● **TASK TO COMPLETE**: Would you copy every line of the listing below that includes the word "name"?
[[ DATA PROVIDED open ]]
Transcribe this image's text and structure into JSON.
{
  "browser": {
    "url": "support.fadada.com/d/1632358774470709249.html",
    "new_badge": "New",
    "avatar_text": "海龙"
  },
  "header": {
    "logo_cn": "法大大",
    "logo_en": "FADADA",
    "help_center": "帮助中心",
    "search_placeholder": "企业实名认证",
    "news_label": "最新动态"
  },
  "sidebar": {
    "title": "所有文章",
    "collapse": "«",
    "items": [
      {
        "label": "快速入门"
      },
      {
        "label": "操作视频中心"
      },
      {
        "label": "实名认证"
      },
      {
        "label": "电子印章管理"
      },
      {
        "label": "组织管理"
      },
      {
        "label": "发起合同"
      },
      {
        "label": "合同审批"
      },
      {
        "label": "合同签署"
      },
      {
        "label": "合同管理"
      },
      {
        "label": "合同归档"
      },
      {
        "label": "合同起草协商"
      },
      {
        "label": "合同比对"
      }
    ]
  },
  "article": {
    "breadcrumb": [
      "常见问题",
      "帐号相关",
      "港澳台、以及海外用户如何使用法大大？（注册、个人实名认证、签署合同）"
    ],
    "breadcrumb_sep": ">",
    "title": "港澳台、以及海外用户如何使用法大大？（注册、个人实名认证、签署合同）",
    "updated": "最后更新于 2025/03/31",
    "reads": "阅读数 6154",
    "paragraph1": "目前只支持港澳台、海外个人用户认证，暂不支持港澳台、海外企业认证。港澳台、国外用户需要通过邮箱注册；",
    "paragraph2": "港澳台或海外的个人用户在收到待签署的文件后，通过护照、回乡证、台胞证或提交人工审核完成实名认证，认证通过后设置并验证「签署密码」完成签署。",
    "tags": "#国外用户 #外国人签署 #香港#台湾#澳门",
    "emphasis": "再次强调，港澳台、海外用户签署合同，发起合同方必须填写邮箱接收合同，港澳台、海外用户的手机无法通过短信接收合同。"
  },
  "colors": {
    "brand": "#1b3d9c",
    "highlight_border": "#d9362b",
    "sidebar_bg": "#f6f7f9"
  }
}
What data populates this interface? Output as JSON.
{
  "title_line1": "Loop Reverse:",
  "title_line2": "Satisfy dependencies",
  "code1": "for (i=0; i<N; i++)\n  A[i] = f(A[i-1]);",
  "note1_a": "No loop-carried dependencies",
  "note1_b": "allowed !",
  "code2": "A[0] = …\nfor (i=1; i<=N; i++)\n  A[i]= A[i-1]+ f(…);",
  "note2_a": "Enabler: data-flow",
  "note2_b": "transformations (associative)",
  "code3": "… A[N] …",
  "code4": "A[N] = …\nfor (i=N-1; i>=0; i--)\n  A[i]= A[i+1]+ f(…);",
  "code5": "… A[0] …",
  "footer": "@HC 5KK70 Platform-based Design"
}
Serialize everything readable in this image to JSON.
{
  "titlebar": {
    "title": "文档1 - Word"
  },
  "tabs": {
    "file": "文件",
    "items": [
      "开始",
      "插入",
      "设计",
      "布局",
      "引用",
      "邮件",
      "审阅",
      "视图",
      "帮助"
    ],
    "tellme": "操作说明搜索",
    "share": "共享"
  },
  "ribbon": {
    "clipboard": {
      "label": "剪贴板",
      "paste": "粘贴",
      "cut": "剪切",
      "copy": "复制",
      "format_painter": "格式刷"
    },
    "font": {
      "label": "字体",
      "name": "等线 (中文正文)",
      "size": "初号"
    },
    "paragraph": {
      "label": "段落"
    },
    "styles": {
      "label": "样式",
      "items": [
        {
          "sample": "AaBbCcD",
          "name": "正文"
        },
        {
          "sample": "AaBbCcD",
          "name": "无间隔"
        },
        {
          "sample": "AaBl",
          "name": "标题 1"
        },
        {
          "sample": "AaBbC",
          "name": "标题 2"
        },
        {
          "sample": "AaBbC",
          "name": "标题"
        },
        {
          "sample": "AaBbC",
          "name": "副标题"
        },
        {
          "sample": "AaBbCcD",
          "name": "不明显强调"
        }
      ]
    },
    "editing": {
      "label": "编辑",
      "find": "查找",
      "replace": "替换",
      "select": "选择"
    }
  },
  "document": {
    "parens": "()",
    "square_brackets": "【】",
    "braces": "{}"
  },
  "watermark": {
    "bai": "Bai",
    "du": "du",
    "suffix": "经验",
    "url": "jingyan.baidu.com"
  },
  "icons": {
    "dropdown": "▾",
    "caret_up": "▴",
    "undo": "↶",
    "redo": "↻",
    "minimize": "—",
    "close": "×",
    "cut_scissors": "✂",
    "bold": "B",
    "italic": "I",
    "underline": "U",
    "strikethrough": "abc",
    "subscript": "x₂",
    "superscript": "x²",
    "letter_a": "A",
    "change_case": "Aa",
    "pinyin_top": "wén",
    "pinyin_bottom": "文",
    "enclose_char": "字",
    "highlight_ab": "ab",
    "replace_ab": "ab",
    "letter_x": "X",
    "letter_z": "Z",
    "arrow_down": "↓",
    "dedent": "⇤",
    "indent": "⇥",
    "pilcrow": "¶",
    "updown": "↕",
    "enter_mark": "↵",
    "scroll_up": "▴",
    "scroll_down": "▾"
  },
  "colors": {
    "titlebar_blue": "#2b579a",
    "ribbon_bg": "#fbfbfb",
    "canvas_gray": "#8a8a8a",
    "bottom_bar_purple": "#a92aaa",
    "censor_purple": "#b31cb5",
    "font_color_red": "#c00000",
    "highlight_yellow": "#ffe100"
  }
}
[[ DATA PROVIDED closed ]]
● **YOUR SOLUTION**:
      "name": "等线 (中文正文)",
          "name": "正文"
          "name": "无间隔"
          "name": "标题 1"
          "name": "标题 2"
          "name": "标题"
          "name": "副标题"
          "name": "不明显强调"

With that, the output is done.